-- Exercise aim --
When the string "description" is part of a line below, that line should be copied.

-- Dataset content --
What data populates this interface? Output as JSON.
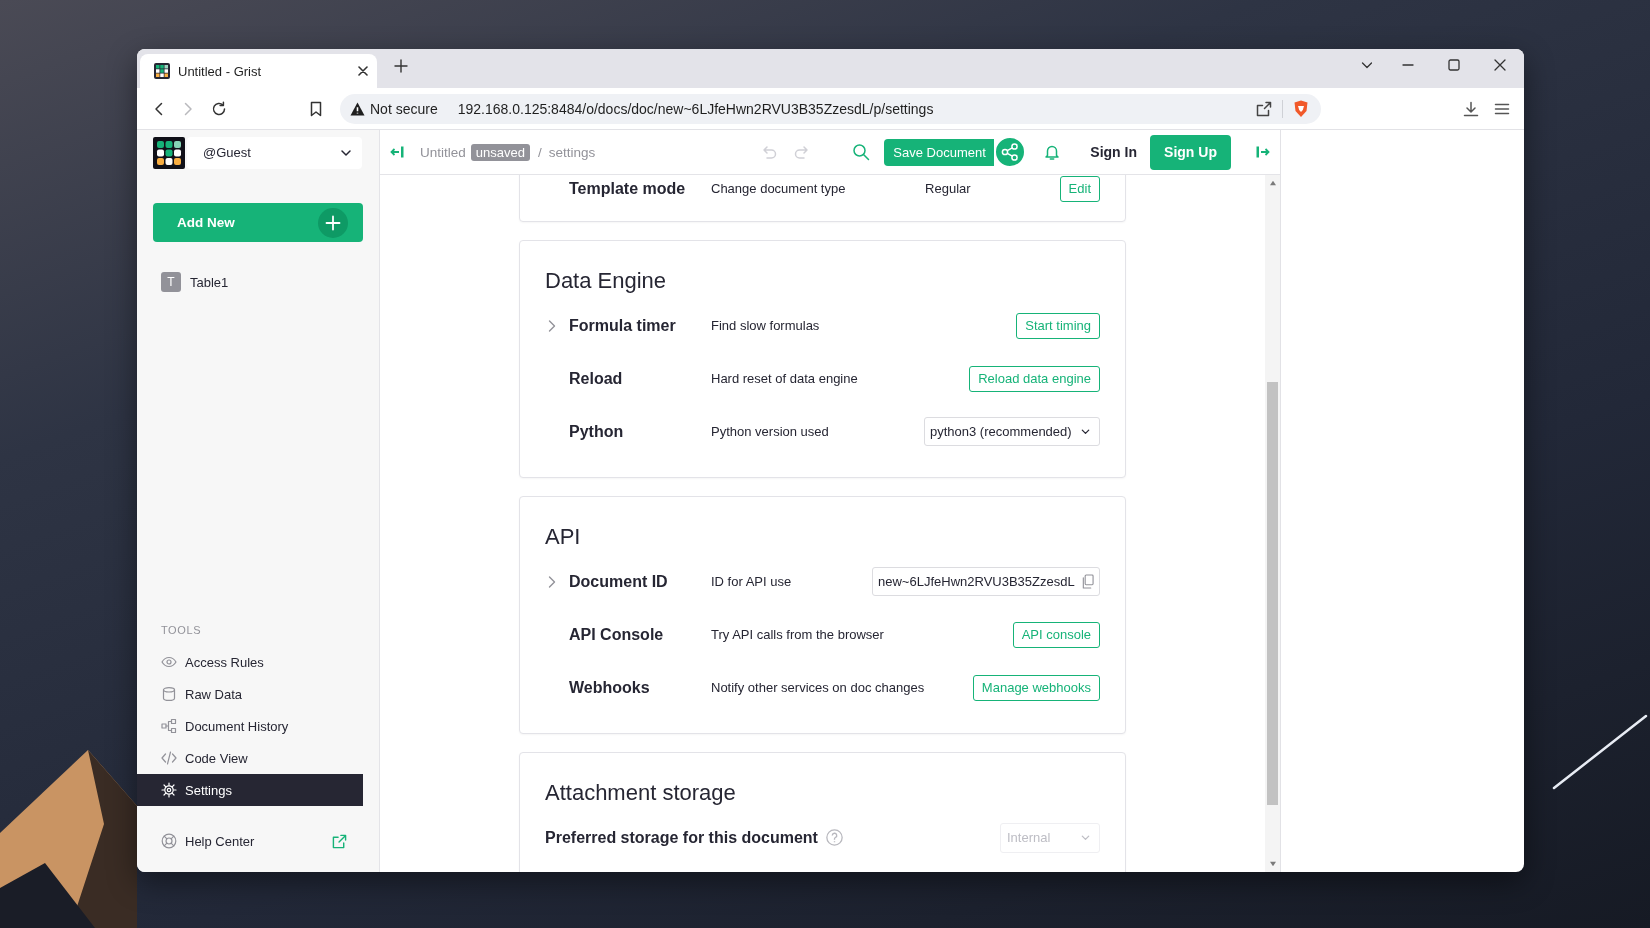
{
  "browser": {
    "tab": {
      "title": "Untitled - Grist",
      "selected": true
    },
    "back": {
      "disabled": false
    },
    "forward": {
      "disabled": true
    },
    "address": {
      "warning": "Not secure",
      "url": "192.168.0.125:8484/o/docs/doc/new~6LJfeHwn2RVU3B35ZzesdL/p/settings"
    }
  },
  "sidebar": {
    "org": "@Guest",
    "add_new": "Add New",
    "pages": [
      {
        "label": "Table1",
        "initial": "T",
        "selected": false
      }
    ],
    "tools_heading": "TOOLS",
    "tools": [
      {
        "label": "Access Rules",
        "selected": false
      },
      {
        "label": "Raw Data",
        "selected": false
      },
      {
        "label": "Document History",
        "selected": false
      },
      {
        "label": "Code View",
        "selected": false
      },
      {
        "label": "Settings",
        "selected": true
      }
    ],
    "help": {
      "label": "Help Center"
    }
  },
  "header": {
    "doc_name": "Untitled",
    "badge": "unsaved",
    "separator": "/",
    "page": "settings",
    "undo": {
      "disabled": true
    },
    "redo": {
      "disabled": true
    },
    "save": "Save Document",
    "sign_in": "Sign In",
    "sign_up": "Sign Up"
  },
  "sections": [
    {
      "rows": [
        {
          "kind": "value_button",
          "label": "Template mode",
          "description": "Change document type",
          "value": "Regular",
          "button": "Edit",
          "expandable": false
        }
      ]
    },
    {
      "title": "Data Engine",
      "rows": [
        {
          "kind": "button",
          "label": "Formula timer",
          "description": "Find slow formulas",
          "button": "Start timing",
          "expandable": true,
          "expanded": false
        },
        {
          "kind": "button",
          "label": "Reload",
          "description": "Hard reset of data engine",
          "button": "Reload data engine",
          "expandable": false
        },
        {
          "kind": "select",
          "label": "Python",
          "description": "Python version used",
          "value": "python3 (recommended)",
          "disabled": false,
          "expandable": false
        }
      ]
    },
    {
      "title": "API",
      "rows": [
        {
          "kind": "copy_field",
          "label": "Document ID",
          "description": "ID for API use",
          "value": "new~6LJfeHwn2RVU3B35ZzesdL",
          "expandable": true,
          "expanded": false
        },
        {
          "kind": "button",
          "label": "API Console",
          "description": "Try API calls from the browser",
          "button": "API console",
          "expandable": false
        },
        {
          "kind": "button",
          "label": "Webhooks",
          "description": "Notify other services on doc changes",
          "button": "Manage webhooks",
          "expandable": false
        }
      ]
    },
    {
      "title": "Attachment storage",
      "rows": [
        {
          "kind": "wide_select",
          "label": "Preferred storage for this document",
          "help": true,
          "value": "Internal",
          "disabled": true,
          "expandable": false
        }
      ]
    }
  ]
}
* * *
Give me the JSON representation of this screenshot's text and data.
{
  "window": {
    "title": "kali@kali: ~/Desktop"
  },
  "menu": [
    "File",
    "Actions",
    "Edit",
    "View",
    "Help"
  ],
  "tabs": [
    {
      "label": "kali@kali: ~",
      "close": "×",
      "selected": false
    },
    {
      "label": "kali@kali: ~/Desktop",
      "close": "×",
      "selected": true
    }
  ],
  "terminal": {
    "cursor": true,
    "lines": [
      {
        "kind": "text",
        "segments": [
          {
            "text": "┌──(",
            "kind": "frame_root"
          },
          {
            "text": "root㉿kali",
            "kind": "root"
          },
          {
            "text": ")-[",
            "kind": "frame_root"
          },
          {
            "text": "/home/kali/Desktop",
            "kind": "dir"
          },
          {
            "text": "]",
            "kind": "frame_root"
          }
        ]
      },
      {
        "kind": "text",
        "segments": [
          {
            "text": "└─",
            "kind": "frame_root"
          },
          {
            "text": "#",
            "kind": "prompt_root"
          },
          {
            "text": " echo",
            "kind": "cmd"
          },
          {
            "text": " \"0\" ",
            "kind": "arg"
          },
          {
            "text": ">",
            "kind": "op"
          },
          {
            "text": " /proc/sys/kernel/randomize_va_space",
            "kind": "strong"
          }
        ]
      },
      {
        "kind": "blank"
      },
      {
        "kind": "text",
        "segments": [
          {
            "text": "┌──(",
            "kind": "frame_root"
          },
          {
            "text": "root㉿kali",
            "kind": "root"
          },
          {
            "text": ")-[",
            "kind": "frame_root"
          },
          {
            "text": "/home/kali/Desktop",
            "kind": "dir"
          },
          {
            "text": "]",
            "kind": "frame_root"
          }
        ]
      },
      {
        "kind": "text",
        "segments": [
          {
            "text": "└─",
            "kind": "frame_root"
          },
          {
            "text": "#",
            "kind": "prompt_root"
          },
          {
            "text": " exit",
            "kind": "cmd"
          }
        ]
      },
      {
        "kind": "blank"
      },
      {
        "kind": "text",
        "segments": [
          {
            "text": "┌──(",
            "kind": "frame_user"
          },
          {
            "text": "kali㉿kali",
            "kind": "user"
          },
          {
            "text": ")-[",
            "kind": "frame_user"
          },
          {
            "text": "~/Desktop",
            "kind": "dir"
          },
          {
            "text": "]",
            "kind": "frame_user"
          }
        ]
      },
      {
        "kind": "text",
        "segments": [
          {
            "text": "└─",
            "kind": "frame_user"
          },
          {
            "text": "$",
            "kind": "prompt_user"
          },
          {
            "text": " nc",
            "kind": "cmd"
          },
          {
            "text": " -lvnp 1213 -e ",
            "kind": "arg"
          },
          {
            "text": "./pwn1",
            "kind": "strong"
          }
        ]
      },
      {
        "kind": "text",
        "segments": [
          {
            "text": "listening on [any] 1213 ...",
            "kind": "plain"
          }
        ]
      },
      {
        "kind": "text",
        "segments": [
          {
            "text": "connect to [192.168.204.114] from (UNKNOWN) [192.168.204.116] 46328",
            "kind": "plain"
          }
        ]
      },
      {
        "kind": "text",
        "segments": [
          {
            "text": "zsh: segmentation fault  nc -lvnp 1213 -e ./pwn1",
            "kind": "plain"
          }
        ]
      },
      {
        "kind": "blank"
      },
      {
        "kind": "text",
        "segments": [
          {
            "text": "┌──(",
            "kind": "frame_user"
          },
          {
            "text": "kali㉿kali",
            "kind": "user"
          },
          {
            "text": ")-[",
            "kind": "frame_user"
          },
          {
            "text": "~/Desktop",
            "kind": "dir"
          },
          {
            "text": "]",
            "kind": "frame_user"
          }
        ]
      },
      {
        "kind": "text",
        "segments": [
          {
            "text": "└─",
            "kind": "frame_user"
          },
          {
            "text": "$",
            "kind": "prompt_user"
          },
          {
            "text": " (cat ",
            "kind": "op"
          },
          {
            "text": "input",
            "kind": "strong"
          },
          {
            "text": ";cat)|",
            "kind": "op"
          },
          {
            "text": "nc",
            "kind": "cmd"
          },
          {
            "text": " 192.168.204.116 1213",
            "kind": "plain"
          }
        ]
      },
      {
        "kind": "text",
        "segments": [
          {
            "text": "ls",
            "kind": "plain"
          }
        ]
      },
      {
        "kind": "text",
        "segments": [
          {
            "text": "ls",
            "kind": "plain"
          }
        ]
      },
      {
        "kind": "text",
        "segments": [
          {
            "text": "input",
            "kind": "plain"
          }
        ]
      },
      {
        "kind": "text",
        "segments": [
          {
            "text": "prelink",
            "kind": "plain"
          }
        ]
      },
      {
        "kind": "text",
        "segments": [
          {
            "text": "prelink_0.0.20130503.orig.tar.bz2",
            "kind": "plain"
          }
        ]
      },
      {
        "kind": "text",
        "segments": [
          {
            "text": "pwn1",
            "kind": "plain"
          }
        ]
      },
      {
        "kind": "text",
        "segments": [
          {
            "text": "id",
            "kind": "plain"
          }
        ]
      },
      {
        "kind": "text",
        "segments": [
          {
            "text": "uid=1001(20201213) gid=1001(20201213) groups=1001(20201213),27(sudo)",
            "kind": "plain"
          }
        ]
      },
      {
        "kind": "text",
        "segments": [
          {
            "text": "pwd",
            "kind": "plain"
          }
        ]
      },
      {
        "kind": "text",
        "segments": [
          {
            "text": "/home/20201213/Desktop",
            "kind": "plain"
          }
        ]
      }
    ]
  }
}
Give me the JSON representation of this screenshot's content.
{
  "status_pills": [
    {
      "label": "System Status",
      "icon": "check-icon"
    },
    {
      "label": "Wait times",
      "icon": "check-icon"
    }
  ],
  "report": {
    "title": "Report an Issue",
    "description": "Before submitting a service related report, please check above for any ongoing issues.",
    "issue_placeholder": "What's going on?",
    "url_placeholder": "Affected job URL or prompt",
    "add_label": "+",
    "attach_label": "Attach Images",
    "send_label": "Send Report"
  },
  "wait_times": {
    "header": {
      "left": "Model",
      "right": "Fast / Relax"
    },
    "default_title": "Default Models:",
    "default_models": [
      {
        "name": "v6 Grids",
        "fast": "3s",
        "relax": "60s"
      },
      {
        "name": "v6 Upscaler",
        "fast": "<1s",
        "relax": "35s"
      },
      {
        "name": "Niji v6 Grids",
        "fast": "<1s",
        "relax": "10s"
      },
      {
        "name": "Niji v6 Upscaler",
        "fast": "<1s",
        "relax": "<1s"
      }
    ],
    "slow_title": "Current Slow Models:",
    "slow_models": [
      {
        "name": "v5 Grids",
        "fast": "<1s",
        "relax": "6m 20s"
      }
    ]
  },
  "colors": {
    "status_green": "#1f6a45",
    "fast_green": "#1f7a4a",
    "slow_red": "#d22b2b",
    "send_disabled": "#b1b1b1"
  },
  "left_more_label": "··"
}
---
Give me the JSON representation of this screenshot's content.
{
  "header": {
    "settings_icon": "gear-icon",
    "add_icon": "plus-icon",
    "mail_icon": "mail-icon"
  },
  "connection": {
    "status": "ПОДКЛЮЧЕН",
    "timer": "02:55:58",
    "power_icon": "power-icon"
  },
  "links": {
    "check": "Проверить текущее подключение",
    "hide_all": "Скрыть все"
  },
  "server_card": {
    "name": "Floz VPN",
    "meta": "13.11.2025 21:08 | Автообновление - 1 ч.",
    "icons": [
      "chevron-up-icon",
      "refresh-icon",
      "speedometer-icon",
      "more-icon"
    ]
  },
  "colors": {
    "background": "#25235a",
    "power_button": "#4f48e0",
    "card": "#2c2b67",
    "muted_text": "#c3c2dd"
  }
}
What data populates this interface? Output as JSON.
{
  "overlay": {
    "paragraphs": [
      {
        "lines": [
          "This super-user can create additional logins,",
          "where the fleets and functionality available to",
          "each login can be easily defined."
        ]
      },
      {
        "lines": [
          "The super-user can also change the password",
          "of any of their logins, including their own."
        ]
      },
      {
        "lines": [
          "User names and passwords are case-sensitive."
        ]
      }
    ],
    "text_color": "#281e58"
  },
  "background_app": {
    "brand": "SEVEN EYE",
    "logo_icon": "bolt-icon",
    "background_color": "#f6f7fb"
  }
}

-- Solution to this task --
          "description": "Change document type",
          "description": "Find slow formulas",
          "description": "Hard reset of data engine",
          "description": "Python version used",
          "description": "ID for API use",
          "description": "Try API calls from the browser",
          "description": "Notify other services on doc changes",
    "description": "Before submitting a service related report, please check above for any ongoing issues.",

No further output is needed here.